= Task objective =
Reprint every entry, character for character.

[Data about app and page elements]
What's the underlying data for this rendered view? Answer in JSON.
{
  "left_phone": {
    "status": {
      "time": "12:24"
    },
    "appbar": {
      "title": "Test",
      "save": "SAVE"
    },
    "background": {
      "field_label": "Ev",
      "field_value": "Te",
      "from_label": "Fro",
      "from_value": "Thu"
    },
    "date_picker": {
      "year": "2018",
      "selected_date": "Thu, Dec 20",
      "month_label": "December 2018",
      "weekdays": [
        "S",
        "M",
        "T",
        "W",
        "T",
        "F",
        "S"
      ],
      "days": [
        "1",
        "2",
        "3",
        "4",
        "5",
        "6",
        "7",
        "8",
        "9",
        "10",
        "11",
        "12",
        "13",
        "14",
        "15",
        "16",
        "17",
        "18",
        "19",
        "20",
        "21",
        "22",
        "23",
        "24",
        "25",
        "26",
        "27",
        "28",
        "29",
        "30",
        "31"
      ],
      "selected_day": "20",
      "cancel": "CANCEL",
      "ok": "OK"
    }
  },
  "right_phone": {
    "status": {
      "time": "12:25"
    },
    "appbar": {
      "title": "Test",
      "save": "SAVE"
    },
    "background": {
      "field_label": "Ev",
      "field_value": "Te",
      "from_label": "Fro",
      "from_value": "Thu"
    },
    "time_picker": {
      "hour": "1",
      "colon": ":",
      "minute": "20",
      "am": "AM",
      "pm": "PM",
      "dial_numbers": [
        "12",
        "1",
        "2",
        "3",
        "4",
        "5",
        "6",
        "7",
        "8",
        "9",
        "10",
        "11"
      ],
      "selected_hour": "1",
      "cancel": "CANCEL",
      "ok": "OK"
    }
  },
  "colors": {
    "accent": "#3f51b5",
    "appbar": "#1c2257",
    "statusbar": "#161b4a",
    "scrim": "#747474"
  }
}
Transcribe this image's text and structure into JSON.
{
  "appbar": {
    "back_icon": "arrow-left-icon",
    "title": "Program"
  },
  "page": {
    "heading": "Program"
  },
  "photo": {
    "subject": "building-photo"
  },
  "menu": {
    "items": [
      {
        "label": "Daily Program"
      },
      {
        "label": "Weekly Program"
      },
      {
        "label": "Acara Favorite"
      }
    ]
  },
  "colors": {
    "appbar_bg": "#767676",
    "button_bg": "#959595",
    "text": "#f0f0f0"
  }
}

= Solution to this problem =
What's the underlying data for this rendered view? Answer in JSON.
{
  "left_phone": {
    "status": {
      "time": "12:24"
    },
    "appbar": {
      "title": "Test",
      "save": "SAVE"
    },
    "background": {
      "field_label": "Ev",
      "field_value": "Te",
      "from_label": "Fro",
      "from_value": "Thu"
    },
    "date_picker": {
      "year": "2018",
      "selected_date": "Thu, Dec 20",
      "month_label": "December 2018",
      "weekdays": [
        "S",
        "M",
        "T",
        "W",
        "T",
        "F",
        "S"
      ],
      "days": [
        "1",
        "2",
        "3",
        "4",
        "5",
        "6",
        "7",
        "8",
        "9",
        "10",
        "11",
        "12",
        "13",
        "14",
        "15",
        "16",
        "17",
        "18",
        "19",
        "20",
        "21",
        "22",
        "23",
        "24",
        "25",
        "26",
        "27",
        "28",
        "29",
        "30",
        "31"
      ],
      "selected_day": "20",
      "cancel": "CANCEL",
      "ok": "OK"
    }
  },
  "right_phone": {
    "status": {
      "time": "12:25"
    },
    "appbar": {
      "title": "Test",
      "save": "SAVE"
    },
    "background": {
      "field_label": "Ev",
      "field_value": "Te",
      "from_label": "Fro",
      "from_value": "Thu"
    },
    "time_picker": {
      "hour": "1",
      "colon": ":",
      "minute": "20",
      "am": "AM",
      "pm": "PM",
      "dial_numbers": [
        "12",
        "1",
        "2",
        "3",
        "4",
        "5",
        "6",
        "7",
        "8",
        "9",
        "10",
        "11"
      ],
      "selected_hour": "1",
      "cancel": "CANCEL",
      "ok": "OK"
    }
  },
  "colors": {
    "accent": "#3f51b5",
    "appbar": "#1c2257",
    "statusbar": "#161b4a",
    "scrim": "#747474"
  }
}
Transcribe this image's text and structure into JSON.
{
  "appbar": {
    "back_icon": "arrow-left-icon",
    "title": "Program"
  },
  "page": {
    "heading": "Program"
  },
  "photo": {
    "subject": "building-photo"
  },
  "menu": {
    "items": [
      {
        "label": "Daily Program"
      },
      {
        "label": "Weekly Program"
      },
      {
        "label": "Acara Favorite"
      }
    ]
  },
  "colors": {
    "appbar_bg": "#767676",
    "button_bg": "#959595",
    "text": "#f0f0f0"
  }
}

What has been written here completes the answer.